Congratulating your child is essential. Except that with our busy schedules, it is easy to forget the small everyday successes and focus only on the expected ones (progression to the next class, end of year show, etc.). A trend called “inchstones” reminds us of the value of celebrating all achievements – even the smallest.
Celebrate the “inchstones”, what for?
It was the Pinterest platform that spotted this emerging trend on the Internet. She explains that more and more parents are doing research to learn how to “celebrate“the small steps taken by their children.
Indeed, between September 2021 and August 2023, searches on the platform for “fis my first tooth” climbed 40%, and those on “end of school year party ideas” or “ideas for celebrating monthly milestones” jumped 90%.
Mini successes which turn out to be diverse and varied (being clean, eating by yourself, losing your first tooth, baking your first cake…) but which seem beneficial for toddlers and adults alike.
Celebrate the moment, whatever the child’s pace
While celebrating these small stages of development is a good thing, the concept might not be as new as it seems, says educator Kristene Gerring in an interview with HuffPost.
“Originally, I believe the term was used more by parents of children with special needs.”she said. “Because typical big achievements can take much longer to achieve, and because so much effort goes into these accomplishments, celebrating milestones along the way is a way toe talk about the joy the parents felt when they saw these small achievements“she informs.
The expert specifies that these micro successes, such as crawling instead of walking, help lead the child to the next level.
“These moments are incredibly important for these parents (of children with special needs), because it is a way to define and see the progress of their child, regardless of the pace at which they progress”, adds Kristene Gerring. Now, this practice has evolved, it “has more to do with the little moments in each child’s life, whatever their developmental path.”

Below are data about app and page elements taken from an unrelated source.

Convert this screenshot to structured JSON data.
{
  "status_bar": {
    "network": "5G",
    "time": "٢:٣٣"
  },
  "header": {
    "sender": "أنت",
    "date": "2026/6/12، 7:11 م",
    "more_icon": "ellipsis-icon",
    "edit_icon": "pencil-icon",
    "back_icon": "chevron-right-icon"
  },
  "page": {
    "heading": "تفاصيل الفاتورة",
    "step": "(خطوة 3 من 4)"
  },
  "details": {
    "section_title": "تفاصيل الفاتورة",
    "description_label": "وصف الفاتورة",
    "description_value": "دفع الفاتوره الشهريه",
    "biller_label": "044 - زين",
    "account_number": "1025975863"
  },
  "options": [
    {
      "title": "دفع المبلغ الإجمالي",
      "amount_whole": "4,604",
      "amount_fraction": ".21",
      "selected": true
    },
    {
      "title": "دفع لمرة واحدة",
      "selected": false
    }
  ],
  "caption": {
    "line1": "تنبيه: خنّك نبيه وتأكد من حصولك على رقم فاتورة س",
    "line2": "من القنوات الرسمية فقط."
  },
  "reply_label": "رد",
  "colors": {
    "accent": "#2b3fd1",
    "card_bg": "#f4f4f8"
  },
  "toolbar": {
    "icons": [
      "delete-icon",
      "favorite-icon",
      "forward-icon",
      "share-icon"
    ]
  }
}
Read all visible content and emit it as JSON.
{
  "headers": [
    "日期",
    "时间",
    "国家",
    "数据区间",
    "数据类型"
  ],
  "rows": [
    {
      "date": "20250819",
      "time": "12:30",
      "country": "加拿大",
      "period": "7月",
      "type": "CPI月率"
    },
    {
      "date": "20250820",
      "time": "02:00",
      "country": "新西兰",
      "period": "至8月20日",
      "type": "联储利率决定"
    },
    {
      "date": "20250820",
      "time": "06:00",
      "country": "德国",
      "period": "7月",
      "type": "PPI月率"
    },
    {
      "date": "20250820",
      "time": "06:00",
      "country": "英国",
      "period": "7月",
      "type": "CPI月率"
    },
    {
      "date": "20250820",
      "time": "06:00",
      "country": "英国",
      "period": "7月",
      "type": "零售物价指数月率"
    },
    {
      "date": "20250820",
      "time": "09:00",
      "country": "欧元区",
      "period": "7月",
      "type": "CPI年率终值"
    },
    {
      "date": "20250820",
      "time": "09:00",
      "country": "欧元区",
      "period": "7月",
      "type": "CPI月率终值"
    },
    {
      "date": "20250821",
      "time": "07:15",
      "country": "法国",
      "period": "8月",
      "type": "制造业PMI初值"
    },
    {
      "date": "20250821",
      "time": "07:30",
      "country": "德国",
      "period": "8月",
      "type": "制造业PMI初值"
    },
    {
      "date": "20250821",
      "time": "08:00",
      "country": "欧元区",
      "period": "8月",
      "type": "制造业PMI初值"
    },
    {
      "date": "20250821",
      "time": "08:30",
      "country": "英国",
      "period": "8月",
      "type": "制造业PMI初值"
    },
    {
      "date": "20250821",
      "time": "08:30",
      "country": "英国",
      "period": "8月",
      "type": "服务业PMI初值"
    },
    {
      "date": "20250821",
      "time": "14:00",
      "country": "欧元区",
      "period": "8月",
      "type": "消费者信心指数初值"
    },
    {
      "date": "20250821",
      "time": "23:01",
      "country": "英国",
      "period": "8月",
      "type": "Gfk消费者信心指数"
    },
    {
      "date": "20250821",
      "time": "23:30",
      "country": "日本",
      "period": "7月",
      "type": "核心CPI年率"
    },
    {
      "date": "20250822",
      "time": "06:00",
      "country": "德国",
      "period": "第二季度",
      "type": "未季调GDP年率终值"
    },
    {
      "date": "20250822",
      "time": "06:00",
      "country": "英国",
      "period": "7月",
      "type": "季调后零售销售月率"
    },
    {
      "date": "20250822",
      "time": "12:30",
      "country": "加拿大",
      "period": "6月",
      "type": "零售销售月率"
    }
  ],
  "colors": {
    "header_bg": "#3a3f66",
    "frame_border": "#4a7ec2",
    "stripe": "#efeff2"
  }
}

On the other hand, be careful not to fall into the opposite excess: if praise focused on effort encourages children to learn from their failures/errors, praise based on “inherent talent or unavoidable event” are to be avoided. For example, if your child comes back with a gift from school – and not a gift made by him – there is no need to congratulate him.
“The celebration would no longer have meaning for the child and he would lose the ability to distinguish the value of this effort.warns the expert.